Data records
━━━━━━━━━━━━━━━━━━━━━━━━━━━━━━

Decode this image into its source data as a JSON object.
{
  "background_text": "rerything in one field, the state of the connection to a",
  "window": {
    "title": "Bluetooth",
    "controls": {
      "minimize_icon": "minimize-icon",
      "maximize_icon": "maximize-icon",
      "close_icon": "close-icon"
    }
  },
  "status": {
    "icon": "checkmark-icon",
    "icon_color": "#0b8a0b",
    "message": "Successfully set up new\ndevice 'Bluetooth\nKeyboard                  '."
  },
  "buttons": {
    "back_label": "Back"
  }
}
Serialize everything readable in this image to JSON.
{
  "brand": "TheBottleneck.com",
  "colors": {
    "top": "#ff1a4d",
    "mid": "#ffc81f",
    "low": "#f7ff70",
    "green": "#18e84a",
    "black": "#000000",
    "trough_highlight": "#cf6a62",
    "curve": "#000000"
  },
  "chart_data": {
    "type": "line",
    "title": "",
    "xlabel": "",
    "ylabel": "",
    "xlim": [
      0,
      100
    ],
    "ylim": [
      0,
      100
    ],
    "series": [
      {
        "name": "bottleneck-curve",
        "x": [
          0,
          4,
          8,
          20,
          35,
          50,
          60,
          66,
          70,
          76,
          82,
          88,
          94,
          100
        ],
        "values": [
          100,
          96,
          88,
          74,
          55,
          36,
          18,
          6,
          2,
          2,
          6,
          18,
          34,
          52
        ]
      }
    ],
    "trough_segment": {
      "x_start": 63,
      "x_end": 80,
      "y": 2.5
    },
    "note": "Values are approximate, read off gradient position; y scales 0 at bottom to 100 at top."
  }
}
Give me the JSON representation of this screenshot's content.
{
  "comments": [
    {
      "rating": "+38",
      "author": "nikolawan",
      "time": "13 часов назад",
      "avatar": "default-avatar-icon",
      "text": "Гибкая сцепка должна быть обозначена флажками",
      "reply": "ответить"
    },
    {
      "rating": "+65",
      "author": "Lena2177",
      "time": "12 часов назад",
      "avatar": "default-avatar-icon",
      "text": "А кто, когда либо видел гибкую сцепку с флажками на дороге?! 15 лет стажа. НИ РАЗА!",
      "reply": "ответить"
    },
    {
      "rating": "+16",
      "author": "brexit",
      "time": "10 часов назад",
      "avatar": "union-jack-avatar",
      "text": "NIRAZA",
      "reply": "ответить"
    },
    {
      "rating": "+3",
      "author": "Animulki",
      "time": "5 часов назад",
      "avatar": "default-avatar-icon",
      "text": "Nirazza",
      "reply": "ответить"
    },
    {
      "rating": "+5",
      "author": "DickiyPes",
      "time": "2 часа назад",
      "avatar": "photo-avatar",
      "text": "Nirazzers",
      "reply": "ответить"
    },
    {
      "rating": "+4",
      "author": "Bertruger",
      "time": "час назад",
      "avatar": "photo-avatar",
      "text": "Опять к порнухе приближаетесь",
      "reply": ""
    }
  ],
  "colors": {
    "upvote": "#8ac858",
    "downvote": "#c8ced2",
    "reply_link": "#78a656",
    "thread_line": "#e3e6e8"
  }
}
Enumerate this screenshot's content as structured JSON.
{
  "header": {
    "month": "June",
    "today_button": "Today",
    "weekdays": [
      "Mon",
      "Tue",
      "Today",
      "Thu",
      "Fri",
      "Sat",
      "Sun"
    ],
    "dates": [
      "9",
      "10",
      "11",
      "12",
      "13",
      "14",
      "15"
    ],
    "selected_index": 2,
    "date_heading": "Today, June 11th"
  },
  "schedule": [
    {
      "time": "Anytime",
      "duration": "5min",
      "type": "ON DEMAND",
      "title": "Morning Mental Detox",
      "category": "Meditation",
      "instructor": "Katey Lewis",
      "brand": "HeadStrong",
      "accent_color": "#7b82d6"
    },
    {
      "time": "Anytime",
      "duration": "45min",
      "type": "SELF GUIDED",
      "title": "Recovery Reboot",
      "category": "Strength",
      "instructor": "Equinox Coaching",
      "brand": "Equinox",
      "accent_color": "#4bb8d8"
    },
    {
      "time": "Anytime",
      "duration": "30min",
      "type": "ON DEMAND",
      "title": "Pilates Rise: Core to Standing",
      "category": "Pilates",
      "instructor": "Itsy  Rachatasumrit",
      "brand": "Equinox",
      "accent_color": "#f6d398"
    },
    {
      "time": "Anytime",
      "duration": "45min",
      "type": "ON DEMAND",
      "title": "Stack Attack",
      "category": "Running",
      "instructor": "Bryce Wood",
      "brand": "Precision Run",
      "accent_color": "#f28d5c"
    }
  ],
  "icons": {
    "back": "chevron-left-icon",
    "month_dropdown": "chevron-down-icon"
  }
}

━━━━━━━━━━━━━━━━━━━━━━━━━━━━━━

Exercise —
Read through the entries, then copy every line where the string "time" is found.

Answer area —
      "time": "13 часов назад",
      "time": "12 часов назад",
      "time": "10 часов назад",
      "time": "5 часов назад",
      "time": "2 часа назад",
      "time": "час назад",
      "time": "Anytime",
      "time": "Anytime",
      "time": "Anytime",
      "time": "Anytime",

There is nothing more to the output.